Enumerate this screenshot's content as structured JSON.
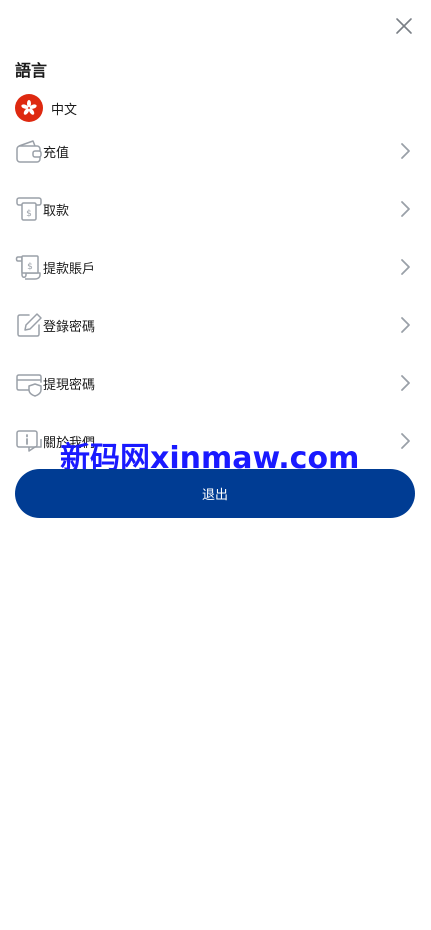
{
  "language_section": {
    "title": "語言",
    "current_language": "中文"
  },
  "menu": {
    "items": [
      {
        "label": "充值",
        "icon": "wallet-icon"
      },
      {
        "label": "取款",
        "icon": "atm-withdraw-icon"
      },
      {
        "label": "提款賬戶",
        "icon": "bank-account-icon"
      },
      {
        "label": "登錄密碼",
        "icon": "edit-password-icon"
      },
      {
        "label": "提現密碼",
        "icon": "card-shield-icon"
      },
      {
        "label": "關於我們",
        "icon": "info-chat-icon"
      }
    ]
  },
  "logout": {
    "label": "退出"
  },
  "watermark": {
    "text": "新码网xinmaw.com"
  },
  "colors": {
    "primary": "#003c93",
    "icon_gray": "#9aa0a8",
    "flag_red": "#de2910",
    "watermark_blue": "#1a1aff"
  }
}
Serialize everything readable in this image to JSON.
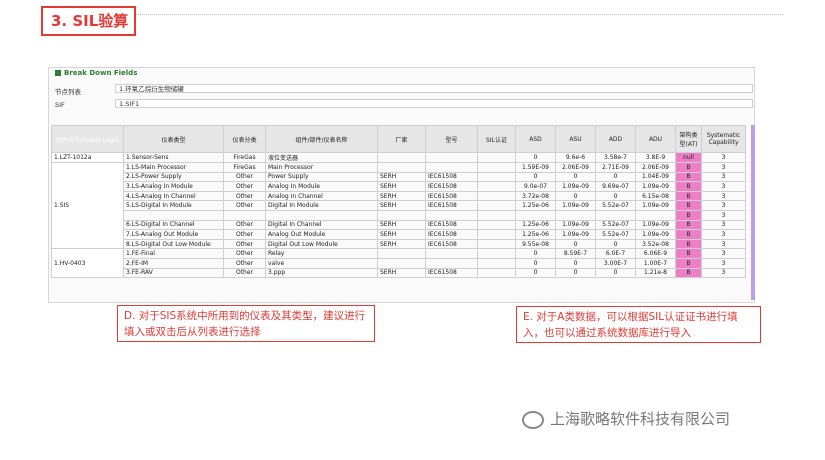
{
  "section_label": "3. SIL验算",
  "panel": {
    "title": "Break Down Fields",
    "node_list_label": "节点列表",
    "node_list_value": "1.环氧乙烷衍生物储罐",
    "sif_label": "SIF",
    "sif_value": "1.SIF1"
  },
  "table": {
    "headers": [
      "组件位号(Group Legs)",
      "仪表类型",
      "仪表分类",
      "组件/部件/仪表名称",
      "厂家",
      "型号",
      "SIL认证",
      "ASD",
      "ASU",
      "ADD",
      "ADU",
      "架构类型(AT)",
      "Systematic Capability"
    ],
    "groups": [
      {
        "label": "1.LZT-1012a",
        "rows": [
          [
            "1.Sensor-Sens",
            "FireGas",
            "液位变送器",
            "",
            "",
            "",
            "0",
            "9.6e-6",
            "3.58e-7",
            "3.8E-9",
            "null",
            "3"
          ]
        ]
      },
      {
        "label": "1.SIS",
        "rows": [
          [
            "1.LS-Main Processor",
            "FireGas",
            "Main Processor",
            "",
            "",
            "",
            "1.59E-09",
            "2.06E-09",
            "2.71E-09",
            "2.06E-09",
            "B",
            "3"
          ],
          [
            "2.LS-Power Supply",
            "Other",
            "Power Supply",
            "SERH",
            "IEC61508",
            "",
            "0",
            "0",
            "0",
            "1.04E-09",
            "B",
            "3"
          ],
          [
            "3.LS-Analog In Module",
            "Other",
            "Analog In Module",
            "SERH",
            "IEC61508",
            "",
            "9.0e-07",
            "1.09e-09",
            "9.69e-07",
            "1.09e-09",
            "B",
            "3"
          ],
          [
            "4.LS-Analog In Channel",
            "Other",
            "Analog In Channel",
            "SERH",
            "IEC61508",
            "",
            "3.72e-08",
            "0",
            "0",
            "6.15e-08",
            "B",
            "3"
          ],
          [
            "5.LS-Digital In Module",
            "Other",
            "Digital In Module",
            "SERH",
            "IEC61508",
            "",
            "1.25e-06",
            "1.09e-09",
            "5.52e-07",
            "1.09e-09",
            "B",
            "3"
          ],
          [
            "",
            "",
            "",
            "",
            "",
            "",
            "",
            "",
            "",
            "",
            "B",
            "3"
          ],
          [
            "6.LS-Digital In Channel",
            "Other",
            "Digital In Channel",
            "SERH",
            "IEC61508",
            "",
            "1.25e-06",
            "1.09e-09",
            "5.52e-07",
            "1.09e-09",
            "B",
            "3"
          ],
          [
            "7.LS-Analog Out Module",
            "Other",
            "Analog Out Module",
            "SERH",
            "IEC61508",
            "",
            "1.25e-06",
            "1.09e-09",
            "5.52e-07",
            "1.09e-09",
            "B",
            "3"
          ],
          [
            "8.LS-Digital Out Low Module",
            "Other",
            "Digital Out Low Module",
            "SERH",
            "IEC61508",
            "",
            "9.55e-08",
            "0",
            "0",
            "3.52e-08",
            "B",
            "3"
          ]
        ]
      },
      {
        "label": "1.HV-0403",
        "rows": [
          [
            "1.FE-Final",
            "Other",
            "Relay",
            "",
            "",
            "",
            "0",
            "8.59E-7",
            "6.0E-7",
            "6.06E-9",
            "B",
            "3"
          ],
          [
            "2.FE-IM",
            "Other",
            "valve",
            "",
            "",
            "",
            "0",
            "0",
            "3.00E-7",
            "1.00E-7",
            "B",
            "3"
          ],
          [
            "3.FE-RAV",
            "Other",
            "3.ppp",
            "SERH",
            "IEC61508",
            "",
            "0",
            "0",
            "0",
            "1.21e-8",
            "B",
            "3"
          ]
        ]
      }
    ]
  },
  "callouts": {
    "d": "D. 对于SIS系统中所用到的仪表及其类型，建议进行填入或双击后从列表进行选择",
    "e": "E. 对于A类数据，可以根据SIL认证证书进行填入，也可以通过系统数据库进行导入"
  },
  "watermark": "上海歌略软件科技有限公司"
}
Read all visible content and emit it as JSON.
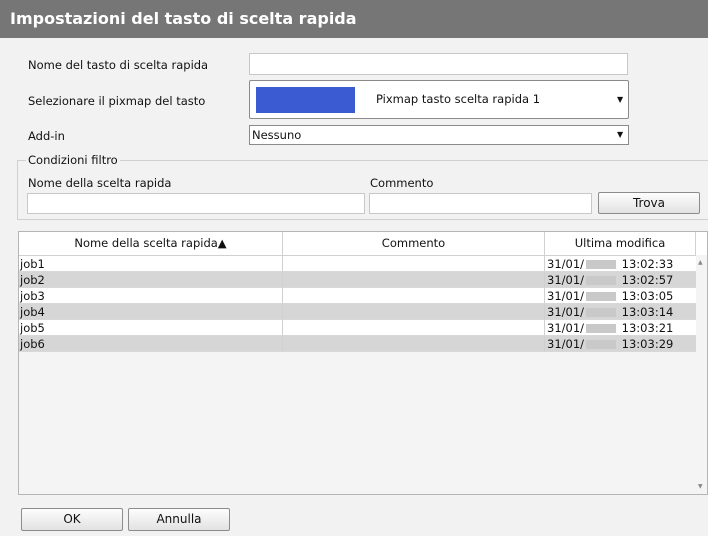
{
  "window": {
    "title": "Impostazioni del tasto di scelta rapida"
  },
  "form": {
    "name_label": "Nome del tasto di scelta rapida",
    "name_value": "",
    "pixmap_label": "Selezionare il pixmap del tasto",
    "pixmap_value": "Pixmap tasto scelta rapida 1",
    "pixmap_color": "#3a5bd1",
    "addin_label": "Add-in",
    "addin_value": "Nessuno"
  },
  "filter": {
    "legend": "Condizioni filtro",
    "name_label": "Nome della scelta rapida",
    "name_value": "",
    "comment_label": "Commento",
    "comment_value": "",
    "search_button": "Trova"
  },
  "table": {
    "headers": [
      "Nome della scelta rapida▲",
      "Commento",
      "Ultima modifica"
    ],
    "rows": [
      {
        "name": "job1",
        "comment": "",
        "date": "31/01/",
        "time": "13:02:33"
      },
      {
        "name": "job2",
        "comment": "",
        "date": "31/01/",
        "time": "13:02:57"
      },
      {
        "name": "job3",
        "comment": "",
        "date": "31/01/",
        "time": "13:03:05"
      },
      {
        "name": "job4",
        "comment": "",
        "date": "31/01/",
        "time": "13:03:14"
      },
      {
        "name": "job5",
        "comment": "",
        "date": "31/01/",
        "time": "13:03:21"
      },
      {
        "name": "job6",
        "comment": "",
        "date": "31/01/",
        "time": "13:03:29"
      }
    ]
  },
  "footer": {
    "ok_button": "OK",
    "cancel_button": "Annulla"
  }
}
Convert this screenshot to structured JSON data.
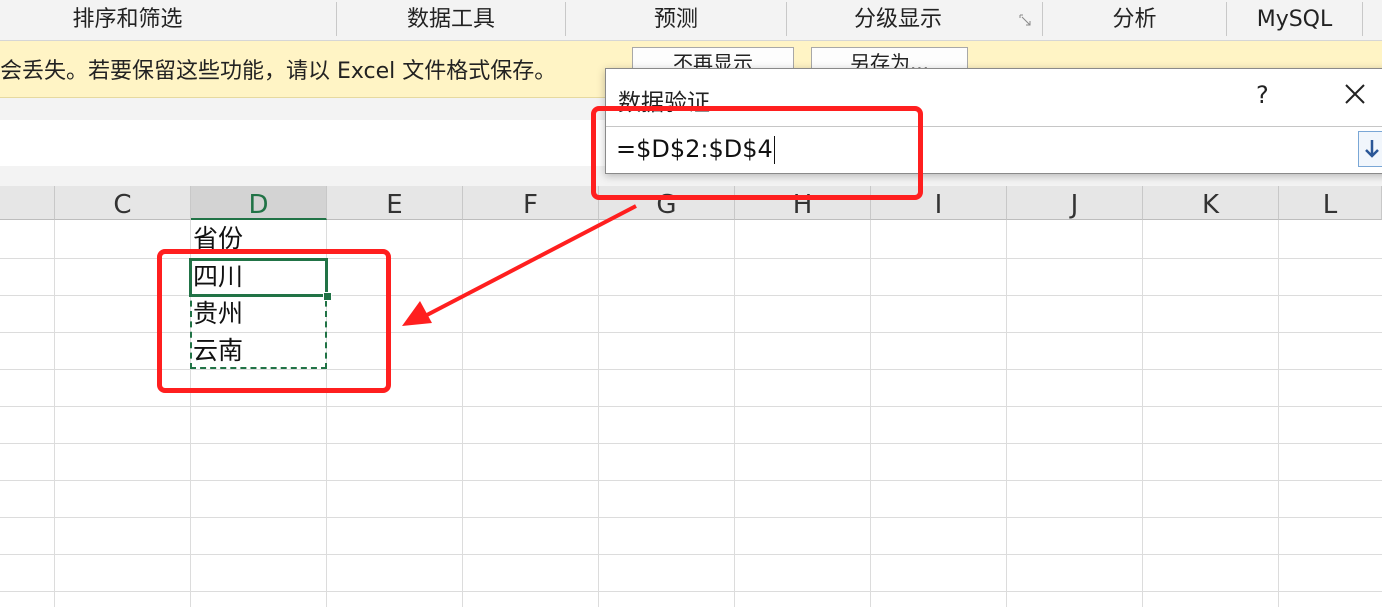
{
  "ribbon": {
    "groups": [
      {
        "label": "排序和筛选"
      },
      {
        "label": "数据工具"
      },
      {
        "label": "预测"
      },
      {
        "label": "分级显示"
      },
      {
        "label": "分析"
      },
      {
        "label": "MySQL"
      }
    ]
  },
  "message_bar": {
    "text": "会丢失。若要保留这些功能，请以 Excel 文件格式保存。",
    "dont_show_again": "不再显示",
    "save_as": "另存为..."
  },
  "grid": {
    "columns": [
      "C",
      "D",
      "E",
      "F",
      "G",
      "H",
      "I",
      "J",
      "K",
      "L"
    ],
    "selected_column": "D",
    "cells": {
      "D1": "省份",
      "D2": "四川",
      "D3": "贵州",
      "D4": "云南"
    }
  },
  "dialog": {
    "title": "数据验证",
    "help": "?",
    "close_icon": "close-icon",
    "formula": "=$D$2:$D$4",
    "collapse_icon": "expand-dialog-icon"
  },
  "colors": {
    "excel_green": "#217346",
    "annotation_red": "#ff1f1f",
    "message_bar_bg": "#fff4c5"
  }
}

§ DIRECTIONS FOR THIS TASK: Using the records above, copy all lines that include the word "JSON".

§ RESULT OF THIS TASK:
Enumerate this screenshot's content as structured JSON.
Serialize everything readable in this image to JSON.
Read all visible content and emit it as JSON.
Convert this screenshot to structured JSON data.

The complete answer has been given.